Provided data Block Start

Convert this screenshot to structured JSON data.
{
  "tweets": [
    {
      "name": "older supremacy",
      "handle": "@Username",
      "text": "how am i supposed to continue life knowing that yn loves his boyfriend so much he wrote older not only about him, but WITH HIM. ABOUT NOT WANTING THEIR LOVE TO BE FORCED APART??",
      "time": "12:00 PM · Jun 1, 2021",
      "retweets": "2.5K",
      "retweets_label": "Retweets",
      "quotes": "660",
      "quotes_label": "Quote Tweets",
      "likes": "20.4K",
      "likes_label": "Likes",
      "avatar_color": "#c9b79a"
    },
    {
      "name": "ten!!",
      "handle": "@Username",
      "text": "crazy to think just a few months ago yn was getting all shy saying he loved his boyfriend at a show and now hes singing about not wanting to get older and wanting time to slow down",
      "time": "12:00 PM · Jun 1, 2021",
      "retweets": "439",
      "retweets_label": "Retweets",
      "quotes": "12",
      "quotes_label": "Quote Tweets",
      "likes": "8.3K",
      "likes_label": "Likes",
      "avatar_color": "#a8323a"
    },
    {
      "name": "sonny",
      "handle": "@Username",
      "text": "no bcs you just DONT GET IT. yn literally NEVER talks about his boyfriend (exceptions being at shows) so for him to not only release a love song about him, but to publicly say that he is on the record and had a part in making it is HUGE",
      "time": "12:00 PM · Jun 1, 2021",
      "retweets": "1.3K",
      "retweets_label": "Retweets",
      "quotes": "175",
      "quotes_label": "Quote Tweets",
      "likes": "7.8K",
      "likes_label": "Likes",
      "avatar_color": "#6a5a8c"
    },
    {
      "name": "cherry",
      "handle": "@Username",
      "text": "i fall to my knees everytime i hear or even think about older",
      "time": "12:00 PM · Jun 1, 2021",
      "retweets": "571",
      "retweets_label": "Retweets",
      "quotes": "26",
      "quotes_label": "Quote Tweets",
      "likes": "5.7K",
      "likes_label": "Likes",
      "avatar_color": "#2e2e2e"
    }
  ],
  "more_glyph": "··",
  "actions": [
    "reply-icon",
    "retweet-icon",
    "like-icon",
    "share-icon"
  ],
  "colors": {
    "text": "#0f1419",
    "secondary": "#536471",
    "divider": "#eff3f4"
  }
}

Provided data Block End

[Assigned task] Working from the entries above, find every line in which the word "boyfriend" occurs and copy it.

[Written answer]
      "text": "how am i supposed to continue life knowing that yn loves his boyfriend so much he wrote older not only about him, but WITH HIM. ABOUT NOT WANTING THEIR LOVE TO BE FORCED APART??",
      "text": "crazy to think just a few months ago yn was getting all shy saying he loved his boyfriend at a show and now hes singing about not wanting to get older and wanting time to slow down",
      "text": "no bcs you just DONT GET IT. yn literally NEVER talks about his boyfriend (exceptions being at shows) so for him to not only release a love song about him, but to publicly say that he is on the record and had a part in making it is HUGE",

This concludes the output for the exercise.